Attorney Jessie Hill argued on behalf of Preterm-Cleveland and was grilled by several judges throughout her remarks about whether the law places an undue burden on women or simply regulates the doctors who perform the abortions.
Hill cited the 1992 Supreme Court decision in Planned Parenthood v. Casey, and said it held that states are unable to pass any law that restricts the availability of a pre-viability abortion.
The attorney called Ohio’s law “an absolute ban.”
“It doesn’t regulate the woman at all directly,” U.S. Circuit Judge Raymond Kethledge said, adding later that, “It’s not a ban.”
Kethledge, an appointee of George W. Bush, joined several of his colleagues in voicing their opinion that the law regulates only doctors, and not the women seeking abortions.
U.S. Circuit Judge Jeffrey Sutton, another George W. Bush appointee, sided with Kethledge, and noted it was “not a terrible idea” to pass legislation that limits a doctor’s ability to perform selective abortions, whether they are based on a medical diagnosis, race, or any other consideration.
Hill criticized the judges for their assumptions about the reasons women choose to have abortions, and said “to paint [these women] with the broad brush of eugenics is wrong.”
Kethledge conceded the use of the term was not applicable to all women affected by the law, but added that the restriction “strikes a balance between two extremes.”

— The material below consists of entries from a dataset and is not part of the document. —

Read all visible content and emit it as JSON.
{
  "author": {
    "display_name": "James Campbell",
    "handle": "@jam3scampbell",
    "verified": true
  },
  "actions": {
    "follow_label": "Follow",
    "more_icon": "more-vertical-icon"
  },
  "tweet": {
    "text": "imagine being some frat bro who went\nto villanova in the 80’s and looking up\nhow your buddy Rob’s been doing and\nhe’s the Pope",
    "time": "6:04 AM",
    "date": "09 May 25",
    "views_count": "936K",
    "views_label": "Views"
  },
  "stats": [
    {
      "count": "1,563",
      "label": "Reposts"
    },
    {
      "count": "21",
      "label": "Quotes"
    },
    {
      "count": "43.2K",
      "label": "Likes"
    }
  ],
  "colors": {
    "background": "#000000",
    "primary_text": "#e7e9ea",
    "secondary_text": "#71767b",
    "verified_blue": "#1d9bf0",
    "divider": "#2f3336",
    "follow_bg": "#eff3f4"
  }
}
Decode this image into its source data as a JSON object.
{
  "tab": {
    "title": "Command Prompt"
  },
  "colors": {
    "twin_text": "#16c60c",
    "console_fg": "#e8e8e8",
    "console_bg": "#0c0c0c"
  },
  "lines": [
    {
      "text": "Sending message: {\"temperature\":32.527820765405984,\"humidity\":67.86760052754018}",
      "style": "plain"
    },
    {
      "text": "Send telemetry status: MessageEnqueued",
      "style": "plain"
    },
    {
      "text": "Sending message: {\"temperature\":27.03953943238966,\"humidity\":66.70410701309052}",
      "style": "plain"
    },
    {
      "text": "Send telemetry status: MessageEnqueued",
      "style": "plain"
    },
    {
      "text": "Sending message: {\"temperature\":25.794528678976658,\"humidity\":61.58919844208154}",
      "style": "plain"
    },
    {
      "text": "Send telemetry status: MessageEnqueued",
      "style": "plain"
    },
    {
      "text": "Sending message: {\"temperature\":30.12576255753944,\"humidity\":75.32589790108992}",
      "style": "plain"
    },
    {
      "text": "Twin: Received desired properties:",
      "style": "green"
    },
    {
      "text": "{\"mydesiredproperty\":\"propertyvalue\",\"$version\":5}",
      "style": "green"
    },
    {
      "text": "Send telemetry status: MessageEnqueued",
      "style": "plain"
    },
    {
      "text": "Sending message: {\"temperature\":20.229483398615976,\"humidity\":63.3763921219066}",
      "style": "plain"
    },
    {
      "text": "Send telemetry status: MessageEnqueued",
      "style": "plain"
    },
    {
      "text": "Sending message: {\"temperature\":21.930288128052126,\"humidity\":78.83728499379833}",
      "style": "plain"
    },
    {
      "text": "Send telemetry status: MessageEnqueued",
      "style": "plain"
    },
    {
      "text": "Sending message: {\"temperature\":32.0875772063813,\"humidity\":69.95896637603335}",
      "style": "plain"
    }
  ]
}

Arguments were extended to 25 minutes per side to allow for an appearance by Justice Department attorney Alexander Maugeri, who argued on behalf of the federal government, an amicus party that supports Ohio’s position.
Maugeri said the government believes the Ohio law expresses the view that Down syndrome lives have value, and allows the state to prevent women from being pressured into abortions by portions of the medical community.
While several members of the court seem poised to overturn the lower court’s injunction, the majority of the 14 judges remained silent throughout proceedings.
Hill spoke to reporters after the hearing and stressed that women who make the decision to obtain an abortion do so after serious thought.
“Women are moral decision-makers,” the attorney remarked, after saying the issues involved are complex.
Ohio’s attorney, Flowers, could not be reached for comment.
No timetable has been set for the court’s decision.